    This latest scandal proves once again that their self-appointed role of dispenser of gay approval is just as much for sale as it had always been.

  • j

    Well written article queerty. :)

  • Spike

    Just a little bit of back pedaling after being ‘overly-harsh’ Queerty?!!? Esp following 6 members of the Board resigning??? Any of your highly intelligent and in touch staff members willing to step up and be on the Board? I’m guessing not.

    Funny how on the one hand you believe . . . the queer community needs a media organization dedicated to “empowering real people to share their stories, holding the media accountable for the words and images they present, and helping grassroots organizations communicate effectively.” And when this is one, and only one, albeit it not perfect, you do everything possible to tear it down.

  • Daniel Villarreal

    @Spike: Yeah Spike. We all applied to be on the board, they just haven’t gotten back to us yet. And part of our master plan to tear down GLAAD involves giving them 4 suggestions to improve their reputation—how dastardly of us.

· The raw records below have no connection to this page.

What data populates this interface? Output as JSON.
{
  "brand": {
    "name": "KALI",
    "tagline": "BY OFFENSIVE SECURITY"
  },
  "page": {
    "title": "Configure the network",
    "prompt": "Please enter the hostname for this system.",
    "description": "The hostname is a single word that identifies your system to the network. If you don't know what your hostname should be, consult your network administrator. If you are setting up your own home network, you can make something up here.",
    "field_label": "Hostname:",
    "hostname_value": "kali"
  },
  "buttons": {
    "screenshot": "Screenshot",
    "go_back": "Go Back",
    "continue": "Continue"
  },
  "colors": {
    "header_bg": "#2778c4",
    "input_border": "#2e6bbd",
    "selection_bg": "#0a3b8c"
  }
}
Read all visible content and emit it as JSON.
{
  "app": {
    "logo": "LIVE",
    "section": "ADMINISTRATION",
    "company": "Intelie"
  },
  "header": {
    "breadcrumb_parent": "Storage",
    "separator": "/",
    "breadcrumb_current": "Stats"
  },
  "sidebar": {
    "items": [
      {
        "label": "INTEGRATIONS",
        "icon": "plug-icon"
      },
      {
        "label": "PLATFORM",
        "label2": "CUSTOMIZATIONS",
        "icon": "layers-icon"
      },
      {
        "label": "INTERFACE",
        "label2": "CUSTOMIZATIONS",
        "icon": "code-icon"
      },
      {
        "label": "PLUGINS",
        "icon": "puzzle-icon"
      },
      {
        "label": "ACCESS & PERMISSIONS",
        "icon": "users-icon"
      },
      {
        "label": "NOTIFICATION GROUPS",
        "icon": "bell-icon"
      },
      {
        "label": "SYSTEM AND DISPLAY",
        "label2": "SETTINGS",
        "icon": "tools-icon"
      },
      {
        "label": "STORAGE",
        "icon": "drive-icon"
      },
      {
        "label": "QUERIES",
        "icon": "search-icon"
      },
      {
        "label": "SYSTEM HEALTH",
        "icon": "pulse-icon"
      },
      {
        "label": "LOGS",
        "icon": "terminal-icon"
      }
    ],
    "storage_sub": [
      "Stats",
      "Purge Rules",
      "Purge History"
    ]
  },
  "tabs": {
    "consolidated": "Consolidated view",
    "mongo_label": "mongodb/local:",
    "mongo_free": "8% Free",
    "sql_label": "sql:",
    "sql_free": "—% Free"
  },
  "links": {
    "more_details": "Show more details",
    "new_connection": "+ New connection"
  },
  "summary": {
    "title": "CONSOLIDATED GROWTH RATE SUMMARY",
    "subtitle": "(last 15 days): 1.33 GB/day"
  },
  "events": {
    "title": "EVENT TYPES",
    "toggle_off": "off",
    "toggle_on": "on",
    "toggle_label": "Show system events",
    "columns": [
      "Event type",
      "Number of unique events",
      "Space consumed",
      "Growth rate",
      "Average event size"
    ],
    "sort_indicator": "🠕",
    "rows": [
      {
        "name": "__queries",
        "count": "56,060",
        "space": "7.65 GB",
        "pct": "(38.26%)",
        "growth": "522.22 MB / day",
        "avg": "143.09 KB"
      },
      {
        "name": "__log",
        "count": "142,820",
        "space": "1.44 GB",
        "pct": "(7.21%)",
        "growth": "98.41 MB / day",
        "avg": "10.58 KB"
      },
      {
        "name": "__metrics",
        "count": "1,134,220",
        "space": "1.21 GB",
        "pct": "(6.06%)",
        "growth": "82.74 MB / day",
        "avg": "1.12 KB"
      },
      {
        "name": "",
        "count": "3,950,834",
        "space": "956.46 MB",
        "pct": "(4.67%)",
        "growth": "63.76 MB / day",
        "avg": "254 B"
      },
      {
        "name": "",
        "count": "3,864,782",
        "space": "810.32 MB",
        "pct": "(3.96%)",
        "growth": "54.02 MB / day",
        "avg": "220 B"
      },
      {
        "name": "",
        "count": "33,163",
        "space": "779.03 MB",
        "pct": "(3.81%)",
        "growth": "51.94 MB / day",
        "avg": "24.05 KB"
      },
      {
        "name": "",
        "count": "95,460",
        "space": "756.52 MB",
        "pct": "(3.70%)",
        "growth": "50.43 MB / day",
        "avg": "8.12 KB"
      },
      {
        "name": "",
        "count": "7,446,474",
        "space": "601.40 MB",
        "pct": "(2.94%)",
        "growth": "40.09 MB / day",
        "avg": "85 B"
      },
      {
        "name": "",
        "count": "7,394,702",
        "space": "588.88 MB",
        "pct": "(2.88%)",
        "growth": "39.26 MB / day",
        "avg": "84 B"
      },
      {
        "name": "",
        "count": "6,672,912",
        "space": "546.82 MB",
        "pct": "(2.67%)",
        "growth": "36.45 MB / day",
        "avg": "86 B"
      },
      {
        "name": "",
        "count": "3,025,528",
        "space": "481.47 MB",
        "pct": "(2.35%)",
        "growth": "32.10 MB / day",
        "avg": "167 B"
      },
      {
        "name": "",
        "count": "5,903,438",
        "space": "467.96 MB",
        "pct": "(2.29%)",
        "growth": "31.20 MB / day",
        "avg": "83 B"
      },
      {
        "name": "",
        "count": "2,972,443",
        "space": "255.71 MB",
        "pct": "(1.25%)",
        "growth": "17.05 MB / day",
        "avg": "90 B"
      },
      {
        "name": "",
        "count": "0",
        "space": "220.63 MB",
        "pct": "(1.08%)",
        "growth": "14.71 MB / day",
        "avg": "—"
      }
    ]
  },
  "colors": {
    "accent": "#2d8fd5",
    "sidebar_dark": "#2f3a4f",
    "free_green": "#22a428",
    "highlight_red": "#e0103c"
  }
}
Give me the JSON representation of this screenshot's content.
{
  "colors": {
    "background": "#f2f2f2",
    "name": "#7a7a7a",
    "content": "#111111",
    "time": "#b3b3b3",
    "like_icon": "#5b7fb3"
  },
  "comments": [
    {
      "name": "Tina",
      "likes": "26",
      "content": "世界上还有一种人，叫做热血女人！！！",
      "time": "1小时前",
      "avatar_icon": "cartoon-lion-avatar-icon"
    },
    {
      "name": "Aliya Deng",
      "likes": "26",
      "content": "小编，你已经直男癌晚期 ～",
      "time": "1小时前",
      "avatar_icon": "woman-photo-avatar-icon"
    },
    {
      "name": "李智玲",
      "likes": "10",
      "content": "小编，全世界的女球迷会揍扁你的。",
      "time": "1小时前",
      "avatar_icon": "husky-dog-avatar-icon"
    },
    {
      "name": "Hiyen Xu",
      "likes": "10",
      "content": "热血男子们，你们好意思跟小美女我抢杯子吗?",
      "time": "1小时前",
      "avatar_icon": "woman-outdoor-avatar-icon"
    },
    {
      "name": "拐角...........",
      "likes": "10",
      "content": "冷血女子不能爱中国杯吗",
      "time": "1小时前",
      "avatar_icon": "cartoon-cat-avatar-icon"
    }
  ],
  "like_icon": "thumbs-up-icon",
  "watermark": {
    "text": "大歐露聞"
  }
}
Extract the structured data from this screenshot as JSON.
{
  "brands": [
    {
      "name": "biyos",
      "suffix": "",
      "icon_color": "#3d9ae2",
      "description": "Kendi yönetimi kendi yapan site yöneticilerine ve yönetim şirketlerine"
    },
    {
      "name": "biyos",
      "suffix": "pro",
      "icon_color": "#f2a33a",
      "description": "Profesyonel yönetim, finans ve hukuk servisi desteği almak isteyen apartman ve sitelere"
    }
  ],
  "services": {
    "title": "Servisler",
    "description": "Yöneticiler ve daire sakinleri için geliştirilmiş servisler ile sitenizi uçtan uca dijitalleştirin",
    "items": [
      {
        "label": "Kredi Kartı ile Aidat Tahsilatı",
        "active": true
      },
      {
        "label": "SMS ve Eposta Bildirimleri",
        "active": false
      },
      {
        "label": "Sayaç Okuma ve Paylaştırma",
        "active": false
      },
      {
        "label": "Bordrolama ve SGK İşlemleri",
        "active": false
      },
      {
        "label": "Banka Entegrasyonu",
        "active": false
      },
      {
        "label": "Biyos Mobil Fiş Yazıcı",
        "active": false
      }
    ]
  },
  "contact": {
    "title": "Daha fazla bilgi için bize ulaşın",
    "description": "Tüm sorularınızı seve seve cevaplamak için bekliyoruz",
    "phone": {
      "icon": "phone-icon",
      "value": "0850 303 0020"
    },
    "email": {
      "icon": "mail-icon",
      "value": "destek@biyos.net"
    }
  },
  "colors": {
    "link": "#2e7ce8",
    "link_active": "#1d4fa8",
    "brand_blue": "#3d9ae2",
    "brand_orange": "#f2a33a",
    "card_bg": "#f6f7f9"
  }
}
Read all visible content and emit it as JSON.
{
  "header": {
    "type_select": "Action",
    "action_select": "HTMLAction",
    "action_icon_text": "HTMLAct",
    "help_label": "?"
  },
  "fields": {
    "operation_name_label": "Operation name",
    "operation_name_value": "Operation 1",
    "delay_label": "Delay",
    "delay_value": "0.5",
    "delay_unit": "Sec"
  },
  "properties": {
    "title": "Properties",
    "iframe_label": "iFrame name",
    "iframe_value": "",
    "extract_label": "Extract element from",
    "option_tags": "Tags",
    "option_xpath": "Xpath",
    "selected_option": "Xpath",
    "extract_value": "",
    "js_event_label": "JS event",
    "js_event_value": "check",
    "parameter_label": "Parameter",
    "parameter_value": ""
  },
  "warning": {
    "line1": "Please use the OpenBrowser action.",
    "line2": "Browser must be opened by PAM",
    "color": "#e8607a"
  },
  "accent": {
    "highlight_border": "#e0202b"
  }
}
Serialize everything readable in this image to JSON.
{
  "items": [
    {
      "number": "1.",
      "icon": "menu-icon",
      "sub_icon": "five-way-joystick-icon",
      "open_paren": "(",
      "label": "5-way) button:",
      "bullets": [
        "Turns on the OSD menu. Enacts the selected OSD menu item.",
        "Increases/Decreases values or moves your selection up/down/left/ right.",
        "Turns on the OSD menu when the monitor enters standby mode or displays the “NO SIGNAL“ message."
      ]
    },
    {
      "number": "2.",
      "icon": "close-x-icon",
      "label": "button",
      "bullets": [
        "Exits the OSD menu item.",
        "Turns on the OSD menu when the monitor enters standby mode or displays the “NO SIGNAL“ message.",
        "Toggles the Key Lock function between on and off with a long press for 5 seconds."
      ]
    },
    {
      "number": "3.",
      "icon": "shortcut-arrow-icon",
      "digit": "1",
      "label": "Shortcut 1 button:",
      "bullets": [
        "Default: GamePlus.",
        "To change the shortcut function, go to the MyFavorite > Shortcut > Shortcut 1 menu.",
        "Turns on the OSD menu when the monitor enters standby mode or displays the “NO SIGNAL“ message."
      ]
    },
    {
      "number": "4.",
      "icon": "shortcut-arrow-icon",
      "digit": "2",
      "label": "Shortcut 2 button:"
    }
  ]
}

  • Lars Eighner

    Net neutrality?

    Sorry, I was expecting something more to the point.

    Trying to scrub the gay off is not combating stereotypes. It’s just back to the closets. Assimilationism is a steaming pile of crap. Sure it is easier if Jack & Karen are the comic sidekicks to Will & Grace because Will is straight and selling straights to straights is a piece of cake.

    Shoving the drag queens off the red carpet is internalize homophobia, and that is the number one GLADD needs to confront. The world is already a relatively safe place for “straight acting” “straight appearing” people. Why the hell can’t GLADD defend gay people and gay culture as they ARE, instead of trying to make gay over in the straight

    Until queer faggots get the same respect and attention from GLADD as macho athletes who want to marry someone of the same sex and have babies, GLADD is simply a tool of continuing oppression.

  • QJ201

    GLAAD (and the HRC) should stop being so obsessed with access to power and kissing up to people and focus on doing actual work that benefits our community and hold those in power accountable for their anti-LGBT attitudes, policies and actions.

  • Ted B. (Charging Rhino)

    Who knew GLAAD had an image to protect in the first place?
    I thought they just marching behind the Dykes on Bikes in Pride Parades.

  • TMikel

    These are all excellent ideas. Now, will GLAAD put them into action?

  • Jeffree

    Now that Coronado’s on his way out, I hope GLAAD & Queerty will hit hard on Net Neutrality. The LGBT press needs to highlight how & why this is such an important issue. Limiting or Blocking access to content on Queer topics (and other social issues) would curtail grassroots efforts to effect change.

    I hope to hear more about net neutrality so we’re collectively aware of what’s at stake.

  • Eagledancer

    GLAAD has a lot of internal work to do as well. There was a mention of recruiting People of Color to be “national spokespeople” for GLAAD when the agency wants to trot out someone who isn’t a Caucasian as the majority of their staff. But in the application form, the first question asked is one’s ethnicity–and American Indian/Native American isn’t listed as an option. As an American Indian, I don’t exactly feel welcomed. The application form had a number of related omissions and just plain errors,, where I can’t help wondering how useful the training is the agency provides all these folks “under the radar.”

Comments are closed.